App and web page records:
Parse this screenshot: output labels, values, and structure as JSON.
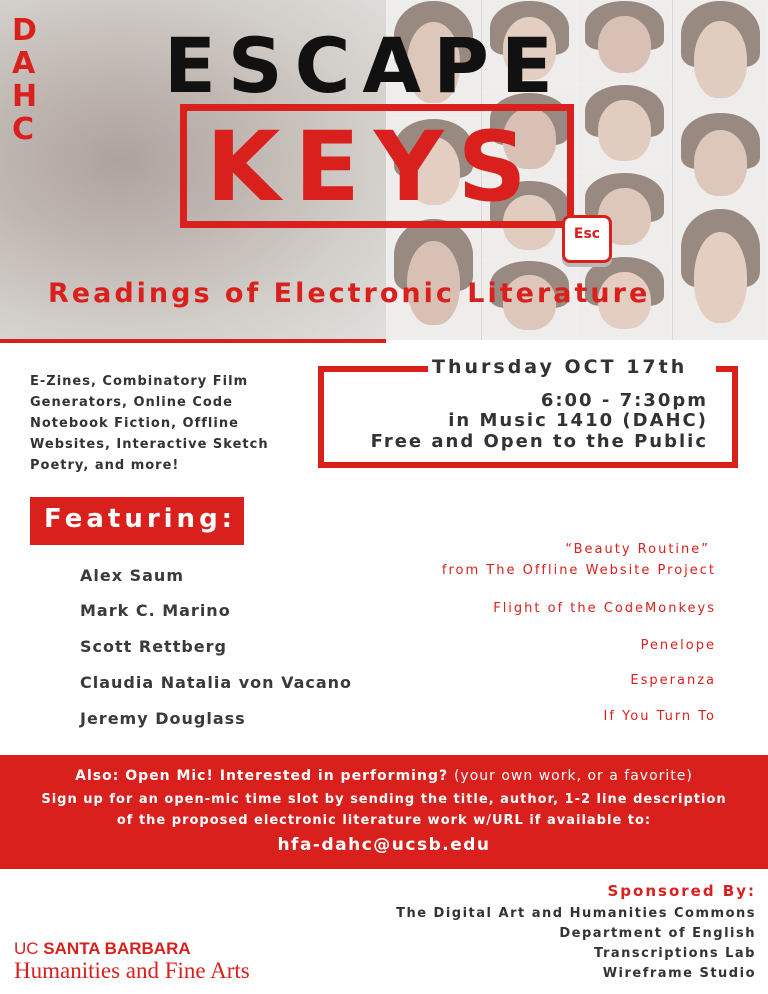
{
  "brand": {
    "dahc": "D A H C"
  },
  "title": {
    "line1": "ESCAPE",
    "line2": "KEYS",
    "esc_key": "Esc"
  },
  "subtitle": "Readings of Electronic Literature",
  "genres": "E-Zines, Combinatory Film Generators, Online Code Notebook Fiction, Offline Websites, Interactive Sketch Poetry, and more!",
  "event": {
    "day": "Thursday OCT 17th",
    "time": "6:00 - 7:30pm",
    "place": "in Music 1410 (DAHC)",
    "admission": "Free and Open to the Public"
  },
  "featuring": {
    "label": "Featuring:",
    "items": [
      {
        "author": "Alex Saum",
        "work_line1": "“Beauty Routine”",
        "work_line2": "from The Offline Website Project"
      },
      {
        "author": "Mark C. Marino",
        "work": "Flight of the CodeMonkeys"
      },
      {
        "author": "Scott Rettberg",
        "work": "Penelope"
      },
      {
        "author": "Claudia Natalia von Vacano",
        "work": "Esperanza"
      },
      {
        "author": "Jeremy Douglass",
        "work": "If You Turn To"
      }
    ]
  },
  "also": {
    "label": "Also:",
    "headline": "Open Mic! Interested in performing?",
    "aside": "(your own work, or a favorite)",
    "line2": "Sign up for an open-mic time slot by sending the title, author, 1-2 line description",
    "line3": "of the proposed electronic literature work w/URL if available to:",
    "email": "hfa-dahc@ucsb.edu"
  },
  "sponsors": {
    "label": "Sponsored By:",
    "items": [
      "The Digital Art and Humanities Commons",
      "Department of English",
      "Transcriptions Lab",
      "Wireframe Studio"
    ]
  },
  "footer": {
    "uc": "UC",
    "santa_barbara": "SANTA BARBARA",
    "division": "Humanities and Fine Arts"
  },
  "colors": {
    "accent": "#d9201d",
    "text": "#333333",
    "background": "#ffffff"
  }
}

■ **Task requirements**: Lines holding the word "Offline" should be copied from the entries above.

■ **Written reply**:
  "genres": "E-Zines, Combinatory Film Generators, Online Code Notebook Fiction, Offline Websites, Interactive Sketch Poetry, and more!",
        "work_line2": "from The Offline Website Project"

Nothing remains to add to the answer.